- Respect the rules. It’s not that there are no rules. But keep them simple and clear and stick to the consequences for breaking them. Work before play. Don’t ever talk back to an adult. Do something the first time you are asked. Clean up after your mess. If you can’t say something nice, don’t say anything at all. Whatever your consequences are, make sure that your kids would rather eat bacon fat grease and drink pickle juice while begging for mercy before violating your rules.
- Social without the media. Talk to each other instead of turning on the TV. Walk into the other room to see what other people are doing instead of picking up your iPhone. Play a game together assuming all you have is a deck or two of cards, board games in the closet, and whatever you can make up using only your imagination. Use your phone for what it was originally intended: call a friend or relative.
- Take Care of Your Shit. We all have jobs to do, so do them. Kids, you are students first—that’s your job. So get that work done without complaining. Your parents are not here to entertain you when it’s work time. Let them take care of what they need to do put a roof over your head, food on the table, clothes on your back and money to pay the bills. Do the chores they ask you to do without complaint as a thank you for making your life so easy. You are never too young to be responsible. Parents, make sure they are age-appropriate responsibilities.
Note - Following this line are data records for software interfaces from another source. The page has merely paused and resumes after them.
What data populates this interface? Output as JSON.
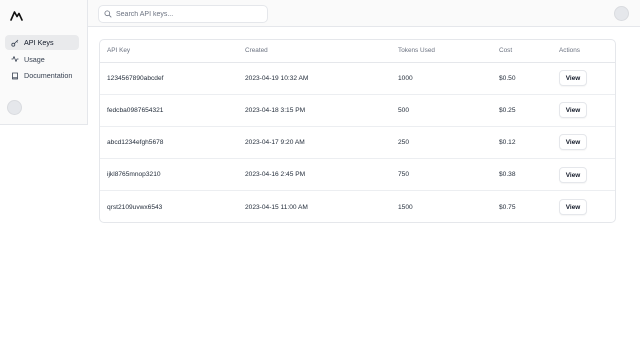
{
  "sidebar": {
    "logo_icon": "mountain-logo",
    "items": [
      {
        "label": "API Keys",
        "icon": "key-icon",
        "active": true
      },
      {
        "label": "Usage",
        "icon": "activity-icon",
        "active": false
      },
      {
        "label": "Documentation",
        "icon": "book-icon",
        "active": false
      }
    ]
  },
  "header": {
    "search": {
      "placeholder": "Search API keys...",
      "value": ""
    }
  },
  "table": {
    "columns": [
      "API Key",
      "Created",
      "Tokens Used",
      "Cost",
      "Actions"
    ],
    "rows": [
      {
        "key": "1234567890abcdef",
        "created": "2023-04-19 10:32 AM",
        "tokens": "1000",
        "cost": "$0.50",
        "action": "View"
      },
      {
        "key": "fedcba0987654321",
        "created": "2023-04-18 3:15 PM",
        "tokens": "500",
        "cost": "$0.25",
        "action": "View"
      },
      {
        "key": "abcd1234efgh5678",
        "created": "2023-04-17 9:20 AM",
        "tokens": "250",
        "cost": "$0.12",
        "action": "View"
      },
      {
        "key": "ijkl8765mnop3210",
        "created": "2023-04-16 2:45 PM",
        "tokens": "750",
        "cost": "$0.38",
        "action": "View"
      },
      {
        "key": "qrst2109uvwx6543",
        "created": "2023-04-15 11:00 AM",
        "tokens": "1500",
        "cost": "$0.75",
        "action": "View"
      }
    ]
  },
  "colors": {
    "sidebar_bg": "#fafafa",
    "active_item_bg": "#e9eaec",
    "border": "#e5e7eb"
  }
}
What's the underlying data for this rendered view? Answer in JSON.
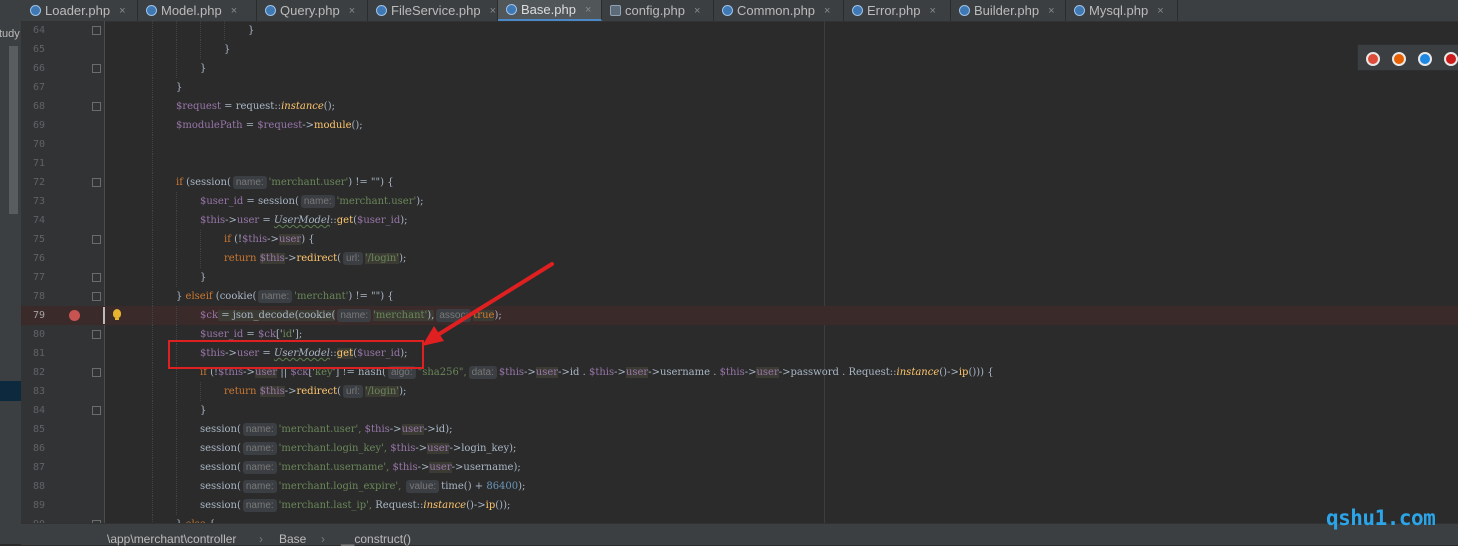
{
  "tabs": [
    {
      "label": "Loader.php",
      "active": false,
      "icon": "php-class-icon"
    },
    {
      "label": "Model.php",
      "active": false,
      "icon": "php-class-icon"
    },
    {
      "label": "Query.php",
      "active": false,
      "icon": "php-class-icon"
    },
    {
      "label": "FileService.php",
      "active": false,
      "icon": "php-class-icon"
    },
    {
      "label": "Base.php",
      "active": true,
      "icon": "php-class-icon"
    },
    {
      "label": "config.php",
      "active": false,
      "icon": "php-config-icon"
    },
    {
      "label": "Common.php",
      "active": false,
      "icon": "php-class-icon"
    },
    {
      "label": "Error.php",
      "active": false,
      "icon": "php-class-icon"
    },
    {
      "label": "Builder.php",
      "active": false,
      "icon": "php-class-icon"
    },
    {
      "label": "Mysql.php",
      "active": false,
      "icon": "php-class-icon"
    }
  ],
  "tab_close_glyph": "×",
  "left_strip_label": "tudy",
  "editor": {
    "current_line": 79,
    "breakpoint_line": 79,
    "lines": [
      [
        {
          "t": "}"
        }
      ],
      [
        {
          "t": "}"
        }
      ],
      [
        {
          "t": "}"
        }
      ],
      [
        {
          "t": "}"
        }
      ],
      [
        {
          "t": "$request",
          "c": "var"
        },
        {
          "t": " = request::"
        },
        {
          "t": "instance",
          "c": "sfn"
        },
        {
          "t": "();"
        }
      ],
      [
        {
          "t": "$modulePath",
          "c": "var"
        },
        {
          "t": " = "
        },
        {
          "t": "$request",
          "c": "var"
        },
        {
          "t": "->"
        },
        {
          "t": "module",
          "c": "fn"
        },
        {
          "t": "();"
        }
      ],
      [],
      [],
      [
        {
          "t": "if",
          "c": "kw"
        },
        {
          "t": " (session("
        },
        {
          "h": "name:"
        },
        {
          "t": "'merchant.user'",
          "c": "str"
        },
        {
          "t": ") != \"\") {"
        }
      ],
      [
        {
          "t": "$user_id",
          "c": "var"
        },
        {
          "t": " = session("
        },
        {
          "h": "name:"
        },
        {
          "t": "'merchant.user'",
          "c": "str"
        },
        {
          "t": ");"
        }
      ],
      [
        {
          "t": "$this",
          "c": "var"
        },
        {
          "t": "->"
        },
        {
          "t": "user",
          "c": "prop"
        },
        {
          "t": " = "
        },
        {
          "t": "UserModel",
          "c": "cls"
        },
        {
          "t": "::"
        },
        {
          "t": "get",
          "c": "fn"
        },
        {
          "t": "("
        },
        {
          "t": "$user_id",
          "c": "var"
        },
        {
          "t": ");"
        }
      ],
      [
        {
          "t": "if",
          "c": "kw"
        },
        {
          "t": " (!"
        },
        {
          "t": "$this",
          "c": "var"
        },
        {
          "t": "->"
        },
        {
          "t": "user",
          "c": "prop",
          "x": "hl"
        },
        {
          "t": ") {"
        }
      ],
      [
        {
          "t": "return ",
          "c": "kw"
        },
        {
          "t": "$this",
          "c": "var",
          "x": "hl"
        },
        {
          "t": "->"
        },
        {
          "t": "redirect",
          "c": "fn"
        },
        {
          "t": "("
        },
        {
          "h": "url:"
        },
        {
          "t": "'/login'",
          "c": "str",
          "x": "hl"
        },
        {
          "t": ");"
        }
      ],
      [
        {
          "t": "}"
        }
      ],
      [
        {
          "t": "} "
        },
        {
          "t": "elseif",
          "c": "kw"
        },
        {
          "t": " (cookie("
        },
        {
          "h": "name:"
        },
        {
          "t": "'merchant'",
          "c": "str"
        },
        {
          "t": ") != \"\") {"
        }
      ],
      [
        {
          "t": "$ck",
          "c": "var"
        },
        {
          "t": " = json_decode(cookie(",
          "x": "hl"
        },
        {
          "h": "name:"
        },
        {
          "t": "'merchant'",
          "c": "str",
          "x": "hl"
        },
        {
          "t": "),",
          "x": "hl"
        },
        {
          "h": "assoc:"
        },
        {
          "t": "true",
          "c": "kw",
          "x": "hl"
        },
        {
          "t": ");"
        }
      ],
      [
        {
          "t": "$user_id",
          "c": "var"
        },
        {
          "t": " = "
        },
        {
          "t": "$ck",
          "c": "var"
        },
        {
          "t": "['"
        },
        {
          "t": "id",
          "c": "str"
        },
        {
          "t": "'];"
        }
      ],
      [
        {
          "t": "$this",
          "c": "var"
        },
        {
          "t": "->"
        },
        {
          "t": "user",
          "c": "prop"
        },
        {
          "t": " = "
        },
        {
          "t": "UserModel",
          "c": "cls"
        },
        {
          "t": "::"
        },
        {
          "t": "get",
          "c": "fn",
          "x": "hl"
        },
        {
          "t": "("
        },
        {
          "t": "$user_id",
          "c": "var"
        },
        {
          "t": ");"
        }
      ],
      [
        {
          "t": "if",
          "c": "kw"
        },
        {
          "t": " (!"
        },
        {
          "t": "$this",
          "c": "var"
        },
        {
          "t": "->"
        },
        {
          "t": "user",
          "c": "prop",
          "x": "hl"
        },
        {
          "t": " || "
        },
        {
          "t": "$ck",
          "c": "var"
        },
        {
          "t": "['"
        },
        {
          "t": "key",
          "c": "str"
        },
        {
          "t": "'] != hash("
        },
        {
          "h": "algo:"
        },
        {
          "t": "\"sha256\",",
          "c": "str"
        },
        {
          "h": "data:"
        },
        {
          "t": "$this",
          "c": "var"
        },
        {
          "t": "->"
        },
        {
          "t": "user",
          "c": "prop",
          "x": "hl"
        },
        {
          "t": "->id . "
        },
        {
          "t": "$this",
          "c": "var"
        },
        {
          "t": "->"
        },
        {
          "t": "user",
          "c": "prop",
          "x": "hl"
        },
        {
          "t": "->username . "
        },
        {
          "t": "$this",
          "c": "var"
        },
        {
          "t": "->"
        },
        {
          "t": "user",
          "c": "prop",
          "x": "hl"
        },
        {
          "t": "->password . Request::"
        },
        {
          "t": "instance",
          "c": "sfn"
        },
        {
          "t": "()->"
        },
        {
          "t": "ip",
          "c": "fn"
        },
        {
          "t": "())) {"
        }
      ],
      [
        {
          "t": "return ",
          "c": "kw"
        },
        {
          "t": "$this",
          "c": "var",
          "x": "hl"
        },
        {
          "t": "->"
        },
        {
          "t": "redirect",
          "c": "fn"
        },
        {
          "t": "("
        },
        {
          "h": "url:"
        },
        {
          "t": "'/login'",
          "c": "str",
          "x": "hl"
        },
        {
          "t": ");"
        }
      ],
      [
        {
          "t": "}"
        }
      ],
      [
        {
          "t": "session("
        },
        {
          "h": "name:"
        },
        {
          "t": "'merchant.user',",
          "c": "str"
        },
        {
          "t": " "
        },
        {
          "t": "$this",
          "c": "var"
        },
        {
          "t": "->"
        },
        {
          "t": "user",
          "c": "prop",
          "x": "hl"
        },
        {
          "t": "->id);"
        }
      ],
      [
        {
          "t": "session("
        },
        {
          "h": "name:"
        },
        {
          "t": "'merchant.login_key',",
          "c": "str"
        },
        {
          "t": " "
        },
        {
          "t": "$this",
          "c": "var"
        },
        {
          "t": "->"
        },
        {
          "t": "user",
          "c": "prop",
          "x": "hl"
        },
        {
          "t": "->login_key);"
        }
      ],
      [
        {
          "t": "session("
        },
        {
          "h": "name:"
        },
        {
          "t": "'merchant.username',",
          "c": "str"
        },
        {
          "t": " "
        },
        {
          "t": "$this",
          "c": "var"
        },
        {
          "t": "->"
        },
        {
          "t": "user",
          "c": "prop",
          "x": "hl"
        },
        {
          "t": "->username);"
        }
      ],
      [
        {
          "t": "session("
        },
        {
          "h": "name:"
        },
        {
          "t": "'merchant.login_expire',",
          "c": "str"
        },
        {
          "t": " "
        },
        {
          "h": "value:"
        },
        {
          "t": "time() + "
        },
        {
          "t": "86400",
          "c": "num"
        },
        {
          "t": ");"
        }
      ],
      [
        {
          "t": "session("
        },
        {
          "h": "name:"
        },
        {
          "t": "'merchant.last_ip',",
          "c": "str"
        },
        {
          "t": " Request::"
        },
        {
          "t": "instance",
          "c": "sfn"
        },
        {
          "t": "()->"
        },
        {
          "t": "ip",
          "c": "fn"
        },
        {
          "t": "());"
        }
      ],
      [
        {
          "t": "} "
        },
        {
          "t": "else",
          "c": "kw"
        },
        {
          "t": " {"
        }
      ]
    ]
  },
  "breadcrumbs": [
    "\\app\\merchant\\controller",
    "Base",
    "__construct()"
  ],
  "breadcrumb_sep": "›",
  "browser_icons": [
    "chrome-icon",
    "firefox-icon",
    "safari-icon",
    "opera-icon"
  ],
  "browser_icon_colors": [
    "#dd4b39",
    "#e66000",
    "#1e88e5",
    "#cc1b1b"
  ],
  "annotation": {
    "color": "#e02020",
    "note": "red box around line 81 with arrow"
  },
  "watermark": "qshu1.com"
}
- You’re all in this together. Help Mom cook. Help Dad do the laundry. Help your brother unload the dishwasher. Help your sister set and clear the table. Help clean the house, help pick up after the dog, help unload the groceries and put them away…help without being asked. It’s not a one-person show around here and you’re the studio audience. When you are part of a family it is expected that everyone carries the load. So get up off your ass and be helpful.
#Parenting70sStyle #CoronavirusPandemic #ParentingInTheTimeOfCoronavirus